- Paul Goldberger, Firestorm on Fifth Avenue
posted by beisny
on Nov 17, 2012 -
CHRISTOPHER ALEXANDER: The thing that strikes me about your friend's building -- if I understood you correctly -- is that somehow in some intentional way it is not harmonious. That is, Moneo intentionally wants to produce an effect of disharmony. Maybe even of incongruity.
PETER EISENMAN: That is correct.
CHRISTOPHER ALEXANDER: I find that incomprehensible. I find it very irresponsible. I find it nutty. I feel sorry for the man. I also feel incredibly angry because he is fucking up the world.
— old, but still relevant — between architects Christopher Alexander (whose new book The Battle for the Life and Beauty of the Earth
depicts the struggle between his worldview and Eisenman's at length) and Peter Eisenman (who here
discusses his frustrations with liberals and the avant-garde).
posted by Rory Marinich
on Nov 4, 2012 -
Sometimes walls, windows, door and a roof just isn't enough. Why be boxed in by four walls when you can make your home or business look just like your favorite critter?
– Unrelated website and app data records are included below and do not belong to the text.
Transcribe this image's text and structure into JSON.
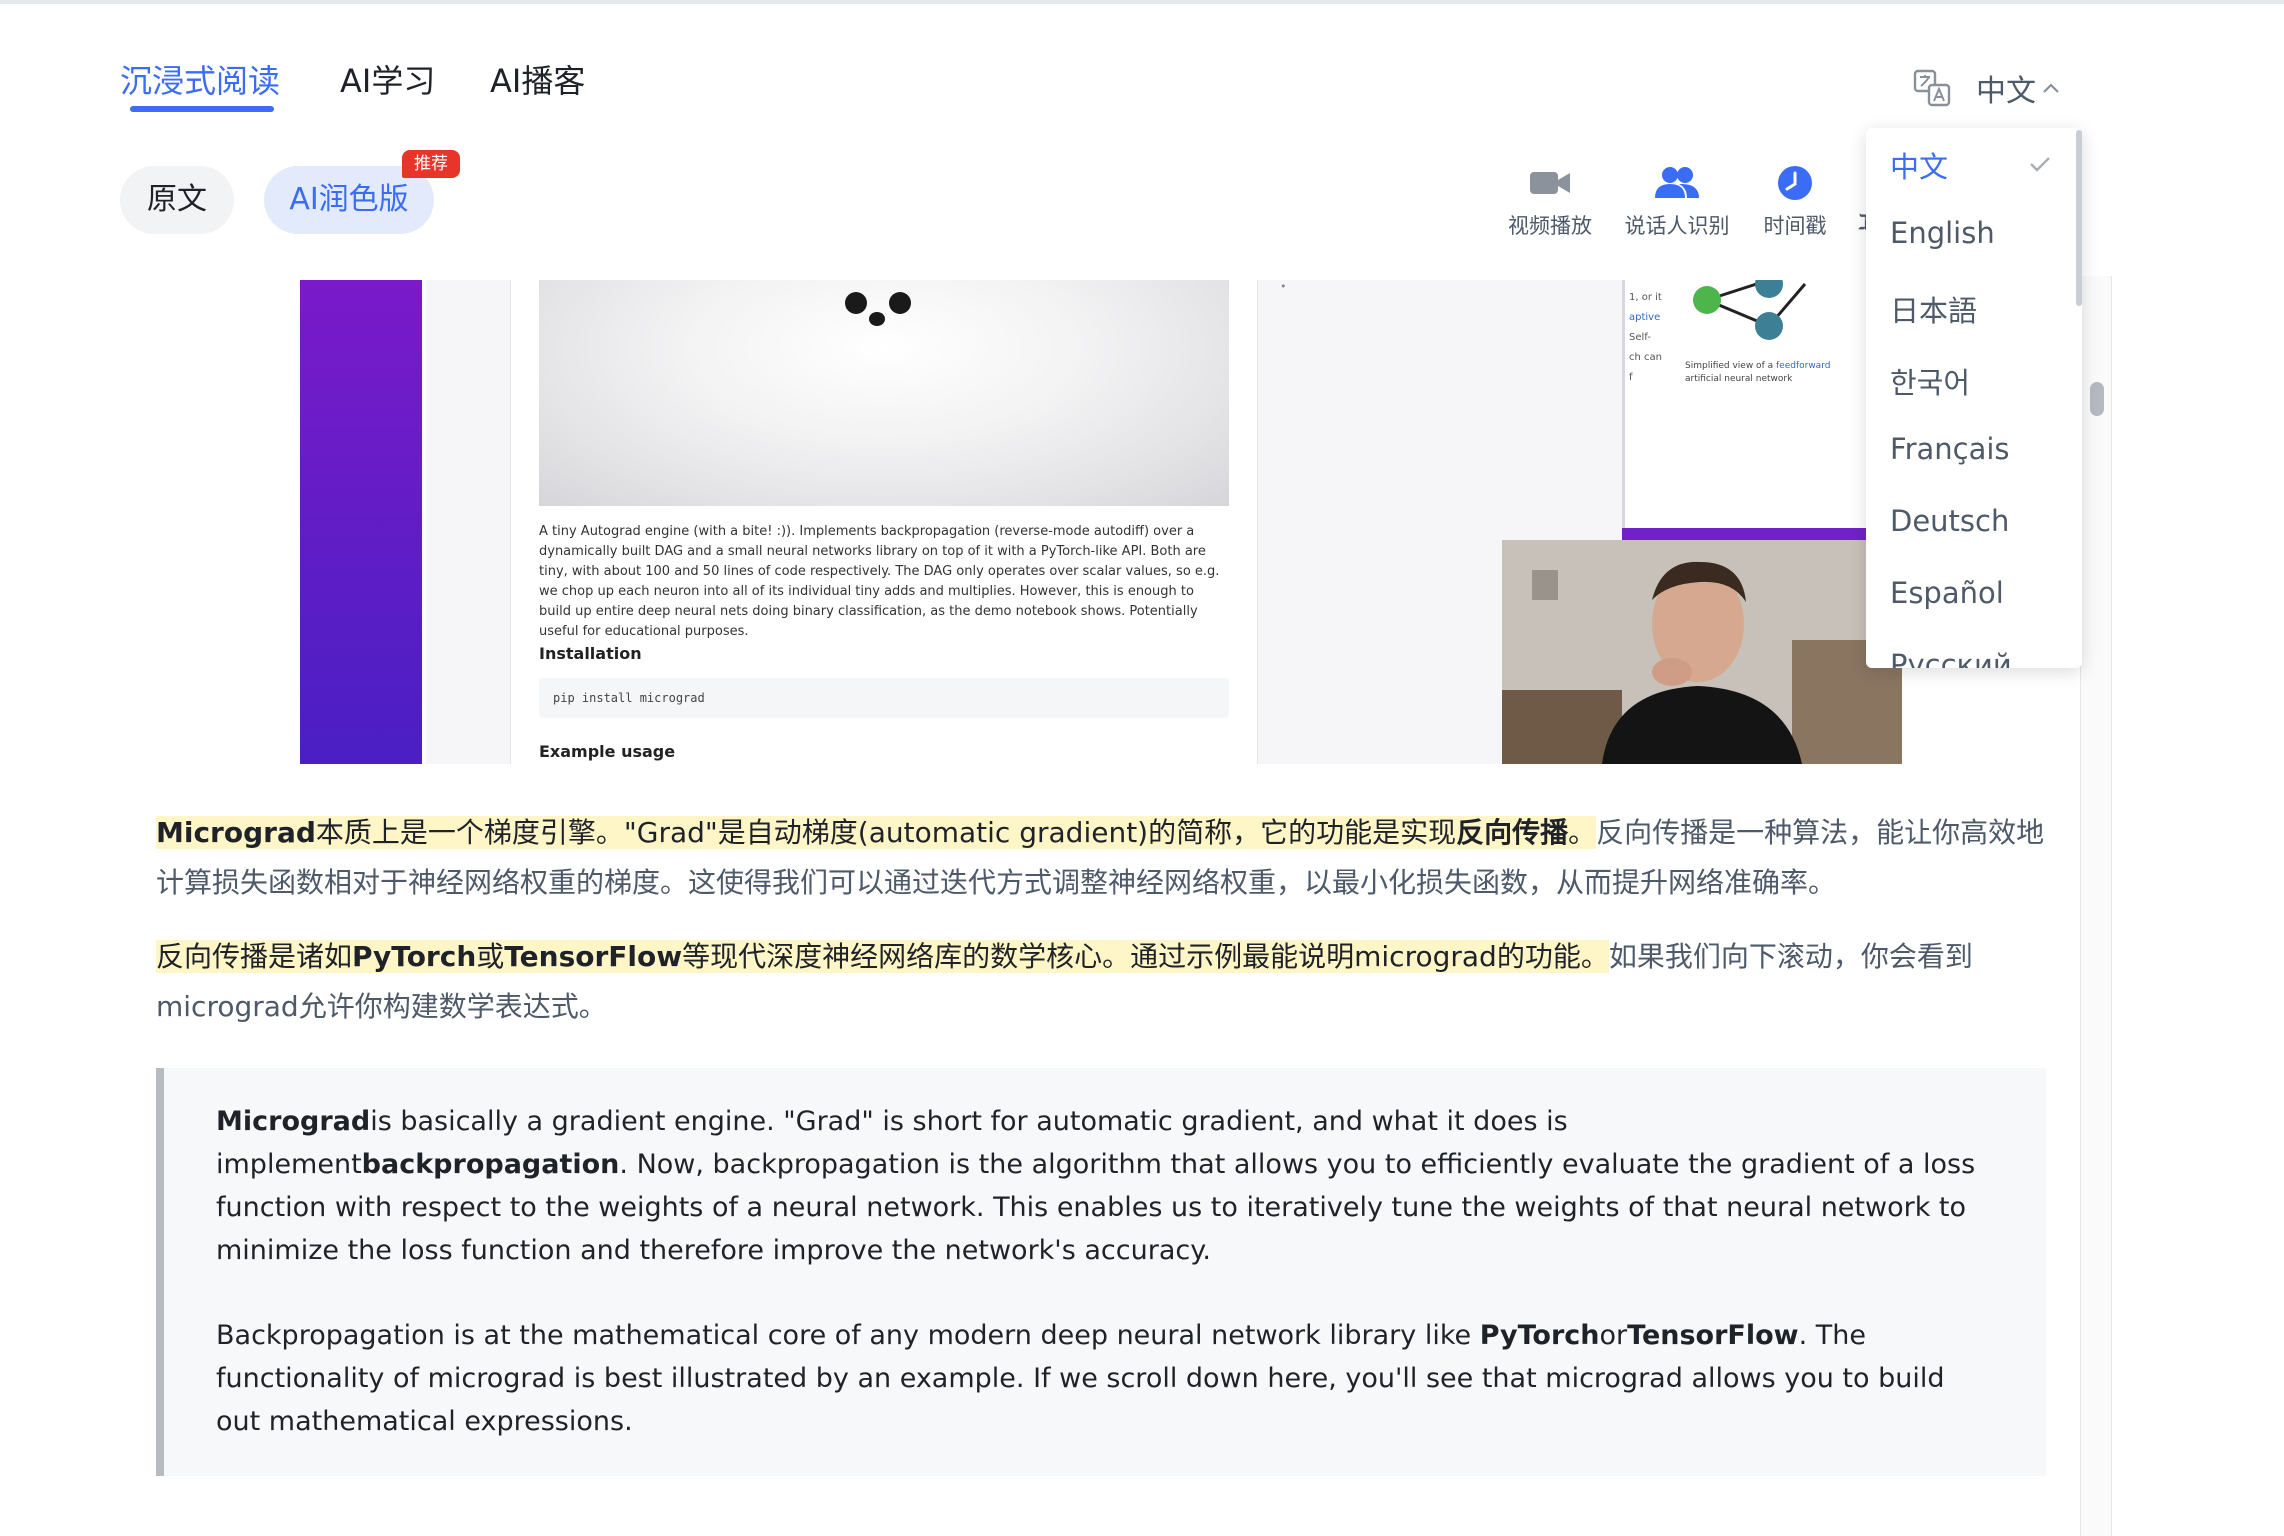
{
  "tabs": [
    {
      "label": "沉浸式阅读",
      "active": true
    },
    {
      "label": "AI学习",
      "active": false
    },
    {
      "label": "AI播客",
      "active": false
    }
  ],
  "language": {
    "current": "中文",
    "options": [
      "中文",
      "English",
      "日本語",
      "한국어",
      "Français",
      "Deutsch",
      "Español",
      "Русский"
    ],
    "selected_index": 0
  },
  "versions": {
    "original": "原文",
    "ai": "AI润色版",
    "ai_badge": "推荐"
  },
  "toolbar": [
    {
      "label": "视频播放",
      "icon": "video-camera-icon"
    },
    {
      "label": "说话人识别",
      "icon": "people-icon"
    },
    {
      "label": "时间戳",
      "icon": "clock-icon"
    },
    {
      "label": "ℷ",
      "icon": "partial-icon"
    }
  ],
  "video_frame": {
    "description_text": "A tiny Autograd engine (with a bite! :)). Implements backpropagation (reverse-mode autodiff) over a dynamically built DAG and a small neural networks library on top of it with a PyTorch-like API. Both are tiny, with about 100 and 50 lines of code respectively. The DAG only operates over scalar values, so e.g. we chop up each neuron into all of its individual tiny adds and multiplies. However, this is enough to build up entire deep neural nets doing binary classification, as the demo notebook shows. Potentially useful for educational purposes.",
    "installation_heading": "Installation",
    "install_command": "pip install micrograd",
    "example_heading": "Example usage",
    "wiki_caption_prefix": "Simplified view of a ",
    "wiki_caption_link": "feedforward",
    "wiki_caption_suffix": " artificial neural network",
    "wiki_side_lines": [
      "1, or it",
      "",
      "aptive",
      "Self-",
      "ch can",
      "f"
    ]
  },
  "chinese": {
    "p1": {
      "s1_bold": "Micrograd",
      "s1_a": "本质上是一个梯度引擎。\"Grad\"是自动梯度(automatic gradient)的简称，它的功能是实现",
      "s1_bold2": "反向传播",
      "s1_end": "。",
      "rest": "反向传播是一种算法，能让你高效地计算损失函数相对于神经网络权重的梯度。这使得我们可以通过迭代方式调整神经网络权重，以最小化损失函数，从而提升网络准确率。"
    },
    "p2": {
      "a": "反向传播是诸如",
      "b1": "PyTorch",
      "c": "或",
      "b2": "TensorFlow",
      "d": "等现代深度神经网络库的数学核心。通过示例最能说明micrograd的功能。",
      "rest": "如果我们向下滚动，你会看到micrograd允许你构建数学表达式。"
    }
  },
  "english": {
    "p1": {
      "b1": "Micrograd",
      "a": "is basically a gradient engine. \"Grad\" is short for automatic gradient, and what it does is implement",
      "b2": "backpropagation",
      "rest": ". Now, backpropagation is the algorithm that allows you to efficiently evaluate the gradient of a loss function with respect to the weights of a neural network. This enables us to iteratively tune the weights of that neural network to minimize the loss function and therefore improve the network's accuracy."
    },
    "p2": {
      "a": "Backpropagation is at the mathematical core of any modern deep neural network library like ",
      "b1": "PyTorch",
      "c": "or",
      "b2": "TensorFlow",
      "rest": ". The functionality of micrograd is best illustrated by an example. If we scroll down here, you'll see that micrograd allows you to build out mathematical expressions."
    }
  },
  "colors": {
    "accent": "#3b6cf6",
    "highlight": "#fff6c7",
    "badge": "#e8352a"
  }
}
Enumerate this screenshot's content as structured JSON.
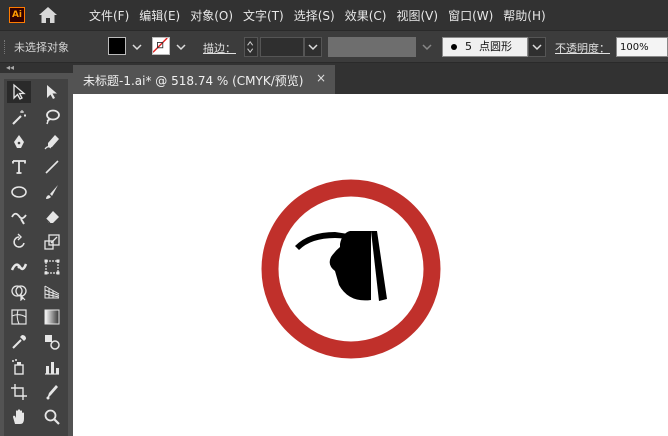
{
  "app": {
    "logo_text": "Ai",
    "accent": "#ff9a00"
  },
  "menu": {
    "items": [
      "文件(F)",
      "编辑(E)",
      "对象(O)",
      "文字(T)",
      "选择(S)",
      "效果(C)",
      "视图(V)",
      "窗口(W)",
      "帮助(H)"
    ]
  },
  "control_bar": {
    "selection_status": "未选择对象",
    "fill_color": "#000000",
    "stroke_label": "描边：",
    "brush_size": "5",
    "brush_shape": "点圆形",
    "opacity_label": "不透明度：",
    "opacity_value": "100%"
  },
  "document": {
    "tab_title": "未标题-1.ai* @ 518.74 % (CMYK/预览)",
    "close_glyph": "×"
  },
  "artwork": {
    "ring_color": "#c0302b",
    "fill_color": "#000000"
  },
  "tools": [
    "selection-tool",
    "direct-selection-tool",
    "magic-wand-tool",
    "lasso-tool",
    "pen-tool",
    "curvature-tool",
    "type-tool",
    "line-segment-tool",
    "ellipse-tool",
    "paintbrush-tool",
    "shaper-tool",
    "eraser-tool",
    "rotate-tool",
    "scale-tool",
    "width-tool",
    "free-transform-tool",
    "shape-builder-tool",
    "perspective-grid-tool",
    "mesh-tool",
    "gradient-tool",
    "eyedropper-tool",
    "blend-tool",
    "symbol-sprayer-tool",
    "column-graph-tool",
    "artboard-tool",
    "slice-tool",
    "hand-tool",
    "zoom-tool"
  ]
}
Here's a collection of animal-shaped buildings from around the world
, including the trailblazing Lucy the Elephant
whose creator got a patent in the 1880s giving him exclusive rights to make animal-shaped buildings up until the turn of the century. [more inside]
posted by julen
on Oct 5, 2012 -